Nathan is a junior studying Molecular Biology and Anthropology. He has goals of studying abroad and pursuing a medical degree. This is his fourth semester working in the PRSG Lab as an undergraduate Research Intern. He also works for the UWPD as a First Responder.
Sophia is a sophomore at UW-Madison, hoping to pursue a health sciences major. She has a goal of working in healthcare administration, and later on as a physician’s assistant, specializing in pediatric practice. Sophia is from Chicago, IL and loves to spend her time volunteering with children with disabilities, biking, and running.
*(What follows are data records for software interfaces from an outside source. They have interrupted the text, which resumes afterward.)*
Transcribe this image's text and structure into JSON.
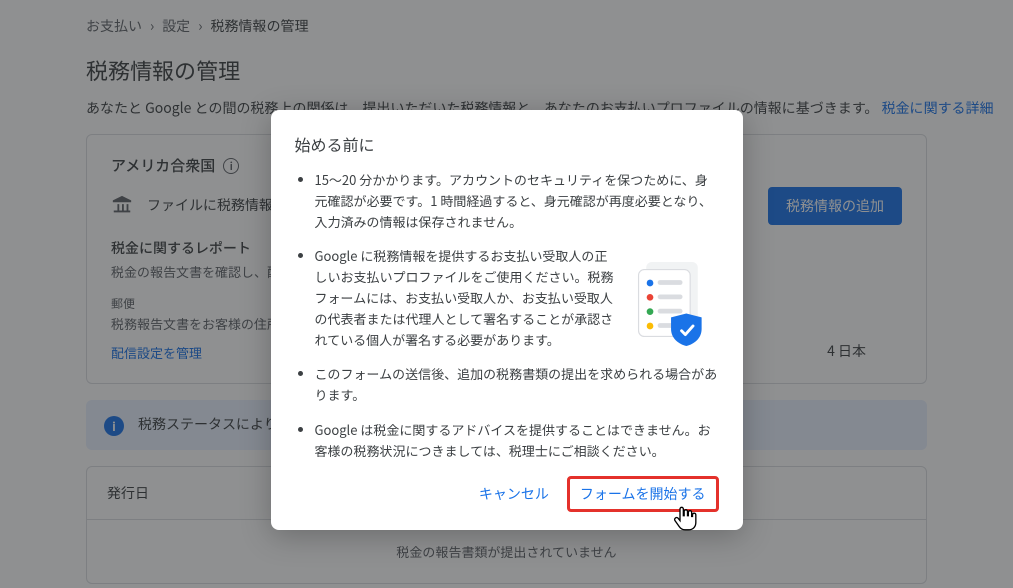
{
  "breadcrumb": {
    "item1": "お支払い",
    "item2": "設定",
    "item3": "税務情報の管理"
  },
  "page": {
    "title": "税務情報の管理",
    "desc": "あなたと Google との間の税務上の関係は、提出いただいた税務情報と、あなたのお支払いプロファイルの情報に基づきます。",
    "desc_link": "税金に関する詳細"
  },
  "card": {
    "country": "アメリカ合衆国",
    "file_status": "ファイルに税務情報なし",
    "add_btn": "税務情報の追加",
    "report_title": "税金に関するレポート",
    "report_desc": "税金の報告文書を確認し、配布に",
    "mail_label": "郵便",
    "mail_desc": "税務報告文書をお客様の住所に送スできます。",
    "delivery_link": "配信設定を管理",
    "address_suffix": "4 日本"
  },
  "banner": {
    "text": "税務ステータスにより、場合は、準備が整い次第 性があります。資格がある"
  },
  "issue": {
    "label": "発行日",
    "empty": "税金の報告書類が提出されていません"
  },
  "dialog": {
    "title": "始める前に",
    "items": [
      "15～20 分かかります。アカウントのセキュリティを保つために、身元確認が必要です。1 時間経過すると、身元確認が再度必要となり、入力済みの情報は保存されません。",
      "Google に税務情報を提供するお支払い受取人の正しいお支払いプロファイルをご使用ください。税務フォームには、お支払い受取人か、お支払い受取人の代表者または代理人として署名することが承認されている個人が署名する必要があります。",
      "このフォームの送信後、追加の税務書類の提出を求められる場合があります。",
      "Google は税金に関するアドバイスを提供することはできません。お客様の税務状況につきましては、税理士にご相談ください。"
    ],
    "cancel": "キャンセル",
    "start": "フォームを開始する"
  }
}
This is her first semester as a research intern for the PRSG.
Elizabeth is currently a sophomore at the University of Wisconsin-Madison from Woodbury, MN. She is pursuing a degree in Psychology and certificate in Global Health on the pre-NP track and aspires to continue her education by obtaining her RN and doctorate to become a pediatric nurse practitioner with a specialty in psychiatry. Other than working as a research intern in the PRSG lab, Elizabeth is the co-founder and president of STEP (Students to End Parkinson’s, volunteers as a cardiac inpatient host at UW Health, and is actively involved as a member of the Gamma Phi Beta sorority.
Kalia is a junior at UW-Madison completing her undergrad in psychology. She hopes to become an occupational therapist or a psychologist focusing on assisting adolescents. Her passion to work with adolescents developed as she became the aunt of ten nieces and nephews. Kalia also began working with a free-of-charge program called Play and Learn through the Madison Metropolitan School District. The program strives to educate children as well as their caregivers who may not have the accessibility for similar programs.
Maiyer Vang is a sophomore with intentions of pursuing a bachelor’s degree in Biology. She is an active member of the student organization, Hmong American Student Association (HASA). Maiyer volunteers at many events through organizations such as the Salvation Army and Memorial Union. During her free time, she enjoys playing volleyball, the piano, as well as reading.